Lillehammer is much smaller than I thought. The fame of the 1994 Winter Olympics and the recent American/Norwegian TV series Lilyhammer eclipses its size.
Elephant Kunsthall, housed in a former filling station, is so tiny it could be a joke. But it sure makes the most of it, in particular in its most recent exhibition.
For this, Kunsthall director Mads Andreassen brought together a very interesting group of artists. Hugging the main exhibition space — so small it feels crowded with three people — is new work by Annamarie Sigmond Gudmundsdottir. Known for elaborate wall drawings of architectural dimensions, the line drawings presented here, executed in acrylic on paper and hung to powerful effect on scarlet walls, could be regarded as deceivingly simple and comparatively small. Still, they nearly fill the entire space with a stark, sculptural presence. They are based on whimsical doodles that the artist transformed into larger drawings, but they retain the fluidity and charismatic absurdity of a first sketch — such as the one in which, inexplicably, two birds face each other, tucked under the blankets of a conjugal bed.

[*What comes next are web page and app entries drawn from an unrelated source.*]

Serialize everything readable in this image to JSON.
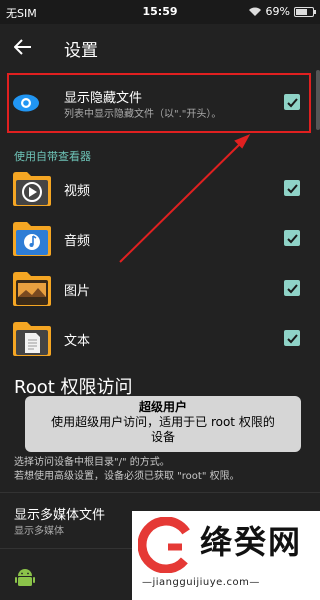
{
  "status_bar": {
    "carrier": "无SIM",
    "time": "15:59",
    "battery": "69%",
    "battery_level": 0.69
  },
  "header": {
    "title": "设置"
  },
  "show_hidden": {
    "title": "显示隐藏文件",
    "subtitle": "列表中显示隐藏文件（以\".\"开头）。",
    "checked": true
  },
  "viewer_section": {
    "header": "使用自带查看器",
    "items": [
      {
        "label": "视频",
        "checked": true
      },
      {
        "label": "音频",
        "checked": true
      },
      {
        "label": "图片",
        "checked": true
      },
      {
        "label": "文本",
        "checked": true
      }
    ]
  },
  "root_access": {
    "title": "Root 权限访问",
    "toast_title": "超级用户",
    "toast_line1": "使用超级用户访问，适用于已 root 权限的",
    "toast_line2": "设备",
    "desc_line1": "选择访问设备中根目录\"/\" 的方式。",
    "desc_line2": "若想使用高级设置，设备必须已获取 \"root\" 权限。"
  },
  "multimedia": {
    "title": "显示多媒体文件",
    "subtitle": "显示多媒体"
  },
  "watermark": {
    "name": "绛癸网",
    "url": "—jiangguijiuye.com—"
  },
  "colors": {
    "accent": "#8fd3c7",
    "highlight": "#e02020",
    "section": "#6ec4b8"
  }
}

Another drawing is shown in the raw basement downstairs, along with two lights placed on the floor, which on opening night illuminated the mesmerizing performance of Nils Bech, rendering his songs of love and longing in a rather bleak light.
Parked outside the filling station and nearly dwarfing it is Knut Åsdam’s mobile video installation Mobile Egress (2013–2015) — basically a black box in a truck. Here it is a temporary contribution to the Kunsthall’s sculpture park, Andreassen’s ongoing project to develop the derelict backyard around the filling station. Putting Mobile Egress here is a stroke of genius: the beautiful video inside the truck focuses on the goings on at a modern filling station, riffing on micro- and macro-economies, from the personal emotions of the employees to Norway’s complex relationship with oil. Only one year after their inauguration, the Kunsthall is up and running, popular with locals. It’s fun. Even the guys discussing their muscle cars in the parking nearby are curious; they’ll stop by soon.
by Andreas Schlaegel